» LISTED ENTRIES

-.-.-

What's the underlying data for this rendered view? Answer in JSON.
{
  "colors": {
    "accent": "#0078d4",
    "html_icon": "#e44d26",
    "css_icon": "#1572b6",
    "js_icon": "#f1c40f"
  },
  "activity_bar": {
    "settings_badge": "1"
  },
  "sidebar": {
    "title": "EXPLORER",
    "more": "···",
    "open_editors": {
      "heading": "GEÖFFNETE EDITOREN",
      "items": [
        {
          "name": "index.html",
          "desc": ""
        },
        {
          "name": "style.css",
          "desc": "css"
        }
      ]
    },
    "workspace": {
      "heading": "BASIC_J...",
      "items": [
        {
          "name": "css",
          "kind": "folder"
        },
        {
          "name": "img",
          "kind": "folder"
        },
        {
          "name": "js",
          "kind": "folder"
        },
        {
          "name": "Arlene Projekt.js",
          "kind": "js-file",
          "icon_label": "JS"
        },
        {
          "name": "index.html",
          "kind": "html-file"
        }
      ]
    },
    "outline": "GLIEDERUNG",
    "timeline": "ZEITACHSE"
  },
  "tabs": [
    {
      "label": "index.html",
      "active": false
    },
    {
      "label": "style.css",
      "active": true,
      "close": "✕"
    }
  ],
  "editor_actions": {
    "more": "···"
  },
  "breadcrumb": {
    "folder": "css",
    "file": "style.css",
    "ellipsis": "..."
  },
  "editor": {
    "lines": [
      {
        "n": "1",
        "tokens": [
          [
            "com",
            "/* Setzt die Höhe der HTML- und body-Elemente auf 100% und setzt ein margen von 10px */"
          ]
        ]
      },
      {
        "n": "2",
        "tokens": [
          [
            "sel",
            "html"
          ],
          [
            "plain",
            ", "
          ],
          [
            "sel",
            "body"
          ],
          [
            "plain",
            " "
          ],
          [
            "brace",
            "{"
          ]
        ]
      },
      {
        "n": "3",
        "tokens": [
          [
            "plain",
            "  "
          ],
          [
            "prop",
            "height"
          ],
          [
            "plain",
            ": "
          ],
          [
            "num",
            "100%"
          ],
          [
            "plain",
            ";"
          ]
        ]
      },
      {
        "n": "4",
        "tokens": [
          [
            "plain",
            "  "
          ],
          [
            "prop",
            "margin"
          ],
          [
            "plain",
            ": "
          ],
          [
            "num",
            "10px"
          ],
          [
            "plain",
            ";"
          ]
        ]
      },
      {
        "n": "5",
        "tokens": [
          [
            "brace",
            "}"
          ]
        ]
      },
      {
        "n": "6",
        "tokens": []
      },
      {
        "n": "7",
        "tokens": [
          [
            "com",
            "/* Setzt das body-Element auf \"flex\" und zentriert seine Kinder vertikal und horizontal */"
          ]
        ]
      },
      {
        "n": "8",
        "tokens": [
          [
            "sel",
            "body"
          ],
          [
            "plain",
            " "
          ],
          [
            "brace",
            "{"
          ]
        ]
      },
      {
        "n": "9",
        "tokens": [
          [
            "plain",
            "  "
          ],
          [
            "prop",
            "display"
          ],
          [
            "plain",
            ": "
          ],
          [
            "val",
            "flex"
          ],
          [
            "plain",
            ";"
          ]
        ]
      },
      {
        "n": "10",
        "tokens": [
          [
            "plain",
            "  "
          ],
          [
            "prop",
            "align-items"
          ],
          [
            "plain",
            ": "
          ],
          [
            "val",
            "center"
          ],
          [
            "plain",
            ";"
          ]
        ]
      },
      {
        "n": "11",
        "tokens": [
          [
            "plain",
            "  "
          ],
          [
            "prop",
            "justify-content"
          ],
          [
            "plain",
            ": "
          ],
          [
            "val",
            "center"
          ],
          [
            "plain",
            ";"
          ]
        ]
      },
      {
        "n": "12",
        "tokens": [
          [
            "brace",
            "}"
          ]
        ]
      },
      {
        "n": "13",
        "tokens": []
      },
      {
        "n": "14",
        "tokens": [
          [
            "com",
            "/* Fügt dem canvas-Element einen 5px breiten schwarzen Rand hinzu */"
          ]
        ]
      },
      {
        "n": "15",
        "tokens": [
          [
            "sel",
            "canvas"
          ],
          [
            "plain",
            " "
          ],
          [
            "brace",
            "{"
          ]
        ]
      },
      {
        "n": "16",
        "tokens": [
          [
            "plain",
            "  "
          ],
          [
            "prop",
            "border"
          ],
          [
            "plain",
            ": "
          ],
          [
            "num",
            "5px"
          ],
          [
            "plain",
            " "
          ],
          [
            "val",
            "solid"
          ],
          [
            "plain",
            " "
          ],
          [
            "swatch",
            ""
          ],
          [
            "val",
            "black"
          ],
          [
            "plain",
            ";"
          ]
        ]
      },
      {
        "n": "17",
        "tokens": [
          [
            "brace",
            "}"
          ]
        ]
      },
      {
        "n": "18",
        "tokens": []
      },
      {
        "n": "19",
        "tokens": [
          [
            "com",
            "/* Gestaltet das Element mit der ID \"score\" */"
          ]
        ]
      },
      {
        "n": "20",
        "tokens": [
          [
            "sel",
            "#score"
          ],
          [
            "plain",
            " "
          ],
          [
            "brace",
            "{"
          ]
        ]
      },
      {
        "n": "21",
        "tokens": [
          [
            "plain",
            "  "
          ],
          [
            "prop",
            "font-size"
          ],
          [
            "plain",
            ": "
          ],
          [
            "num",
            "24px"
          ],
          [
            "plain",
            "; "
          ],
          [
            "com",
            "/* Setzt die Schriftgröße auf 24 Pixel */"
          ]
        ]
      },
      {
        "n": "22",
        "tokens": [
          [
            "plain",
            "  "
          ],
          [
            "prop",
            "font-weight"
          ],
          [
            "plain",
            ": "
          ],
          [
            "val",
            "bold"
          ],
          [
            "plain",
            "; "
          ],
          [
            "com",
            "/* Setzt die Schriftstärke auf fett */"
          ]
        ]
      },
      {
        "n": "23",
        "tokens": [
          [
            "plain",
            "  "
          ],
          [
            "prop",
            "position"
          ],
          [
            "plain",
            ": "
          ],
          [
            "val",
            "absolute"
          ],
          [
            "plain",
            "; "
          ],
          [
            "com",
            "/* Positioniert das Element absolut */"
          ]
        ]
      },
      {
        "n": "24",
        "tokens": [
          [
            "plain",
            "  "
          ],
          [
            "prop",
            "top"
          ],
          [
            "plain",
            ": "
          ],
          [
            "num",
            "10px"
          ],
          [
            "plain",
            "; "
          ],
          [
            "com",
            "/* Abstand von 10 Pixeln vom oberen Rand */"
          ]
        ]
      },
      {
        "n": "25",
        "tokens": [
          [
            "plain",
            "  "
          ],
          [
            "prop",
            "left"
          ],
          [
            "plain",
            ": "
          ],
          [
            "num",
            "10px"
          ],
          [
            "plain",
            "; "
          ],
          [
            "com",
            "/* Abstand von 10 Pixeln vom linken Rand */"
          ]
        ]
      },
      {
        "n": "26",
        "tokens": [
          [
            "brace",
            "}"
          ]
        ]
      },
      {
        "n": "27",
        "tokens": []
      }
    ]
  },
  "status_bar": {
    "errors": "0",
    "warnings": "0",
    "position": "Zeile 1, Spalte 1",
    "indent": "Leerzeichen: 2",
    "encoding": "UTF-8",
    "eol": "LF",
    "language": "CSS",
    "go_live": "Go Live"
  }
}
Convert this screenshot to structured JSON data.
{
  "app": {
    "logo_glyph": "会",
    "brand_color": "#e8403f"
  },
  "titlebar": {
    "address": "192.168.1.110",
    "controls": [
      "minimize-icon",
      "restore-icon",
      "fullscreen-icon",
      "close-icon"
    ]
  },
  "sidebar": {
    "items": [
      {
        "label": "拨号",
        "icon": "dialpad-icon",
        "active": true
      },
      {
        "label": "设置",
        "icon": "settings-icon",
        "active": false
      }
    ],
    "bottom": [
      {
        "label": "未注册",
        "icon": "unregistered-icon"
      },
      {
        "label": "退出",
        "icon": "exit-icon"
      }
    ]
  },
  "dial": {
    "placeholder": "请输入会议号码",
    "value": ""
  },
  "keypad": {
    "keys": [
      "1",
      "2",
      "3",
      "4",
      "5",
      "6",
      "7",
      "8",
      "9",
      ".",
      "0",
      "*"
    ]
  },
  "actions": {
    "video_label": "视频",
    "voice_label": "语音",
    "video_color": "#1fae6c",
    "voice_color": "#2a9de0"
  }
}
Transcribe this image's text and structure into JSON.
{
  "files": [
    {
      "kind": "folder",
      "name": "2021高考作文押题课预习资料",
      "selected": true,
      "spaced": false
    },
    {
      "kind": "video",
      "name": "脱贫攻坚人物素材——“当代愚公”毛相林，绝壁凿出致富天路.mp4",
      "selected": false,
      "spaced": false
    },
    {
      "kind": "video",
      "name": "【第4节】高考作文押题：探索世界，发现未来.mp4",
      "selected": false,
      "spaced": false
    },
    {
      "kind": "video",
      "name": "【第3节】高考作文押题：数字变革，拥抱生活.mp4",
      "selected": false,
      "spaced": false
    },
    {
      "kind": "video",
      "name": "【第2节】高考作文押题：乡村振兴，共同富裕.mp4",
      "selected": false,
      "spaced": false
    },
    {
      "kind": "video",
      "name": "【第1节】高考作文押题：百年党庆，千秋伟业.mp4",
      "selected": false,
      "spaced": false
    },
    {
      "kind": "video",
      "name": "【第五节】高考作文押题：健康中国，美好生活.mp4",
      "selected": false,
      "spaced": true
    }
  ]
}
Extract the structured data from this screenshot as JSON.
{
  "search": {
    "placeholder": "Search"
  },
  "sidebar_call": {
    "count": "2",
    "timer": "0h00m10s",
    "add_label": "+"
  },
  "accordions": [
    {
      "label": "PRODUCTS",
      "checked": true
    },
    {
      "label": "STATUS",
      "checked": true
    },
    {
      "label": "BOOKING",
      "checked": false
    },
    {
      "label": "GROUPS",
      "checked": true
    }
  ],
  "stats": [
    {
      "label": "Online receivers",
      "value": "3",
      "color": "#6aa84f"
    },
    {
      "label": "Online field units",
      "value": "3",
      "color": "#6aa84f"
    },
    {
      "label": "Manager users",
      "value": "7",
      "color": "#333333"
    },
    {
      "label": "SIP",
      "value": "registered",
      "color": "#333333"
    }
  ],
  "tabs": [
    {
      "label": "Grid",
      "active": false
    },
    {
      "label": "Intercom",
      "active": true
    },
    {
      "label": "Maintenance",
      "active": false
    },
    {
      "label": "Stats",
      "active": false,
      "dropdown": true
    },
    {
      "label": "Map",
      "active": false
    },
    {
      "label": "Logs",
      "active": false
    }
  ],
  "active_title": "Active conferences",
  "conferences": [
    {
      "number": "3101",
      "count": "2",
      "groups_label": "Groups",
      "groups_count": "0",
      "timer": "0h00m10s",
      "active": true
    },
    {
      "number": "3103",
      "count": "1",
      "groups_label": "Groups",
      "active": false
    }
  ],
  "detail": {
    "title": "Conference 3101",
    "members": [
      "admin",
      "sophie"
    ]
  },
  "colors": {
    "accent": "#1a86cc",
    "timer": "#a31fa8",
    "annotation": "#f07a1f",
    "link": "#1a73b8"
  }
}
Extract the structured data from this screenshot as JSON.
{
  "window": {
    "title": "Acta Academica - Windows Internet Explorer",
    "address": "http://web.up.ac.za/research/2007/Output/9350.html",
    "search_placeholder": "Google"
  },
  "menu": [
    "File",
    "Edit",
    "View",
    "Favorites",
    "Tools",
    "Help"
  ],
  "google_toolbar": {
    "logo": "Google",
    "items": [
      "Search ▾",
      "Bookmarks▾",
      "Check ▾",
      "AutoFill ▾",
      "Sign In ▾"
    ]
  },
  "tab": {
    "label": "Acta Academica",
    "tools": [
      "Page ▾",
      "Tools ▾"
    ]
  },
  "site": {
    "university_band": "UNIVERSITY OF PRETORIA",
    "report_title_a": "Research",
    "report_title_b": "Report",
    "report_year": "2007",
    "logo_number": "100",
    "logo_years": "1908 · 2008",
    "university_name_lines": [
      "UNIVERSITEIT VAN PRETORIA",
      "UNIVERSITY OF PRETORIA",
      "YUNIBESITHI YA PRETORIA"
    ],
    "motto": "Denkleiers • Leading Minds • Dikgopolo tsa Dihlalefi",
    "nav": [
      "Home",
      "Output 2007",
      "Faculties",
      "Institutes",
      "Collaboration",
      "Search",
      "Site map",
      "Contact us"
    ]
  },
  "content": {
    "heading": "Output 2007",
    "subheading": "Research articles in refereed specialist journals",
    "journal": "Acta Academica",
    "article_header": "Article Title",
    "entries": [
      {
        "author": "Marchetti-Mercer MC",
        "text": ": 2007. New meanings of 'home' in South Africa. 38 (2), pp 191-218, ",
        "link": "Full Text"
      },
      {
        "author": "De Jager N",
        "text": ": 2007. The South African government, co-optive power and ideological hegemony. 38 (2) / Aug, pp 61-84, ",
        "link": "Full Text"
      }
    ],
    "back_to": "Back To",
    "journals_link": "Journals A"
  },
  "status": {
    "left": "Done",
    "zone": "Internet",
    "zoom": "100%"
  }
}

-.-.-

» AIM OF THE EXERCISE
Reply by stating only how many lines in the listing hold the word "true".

» REPLY TO THE EXERCISE
10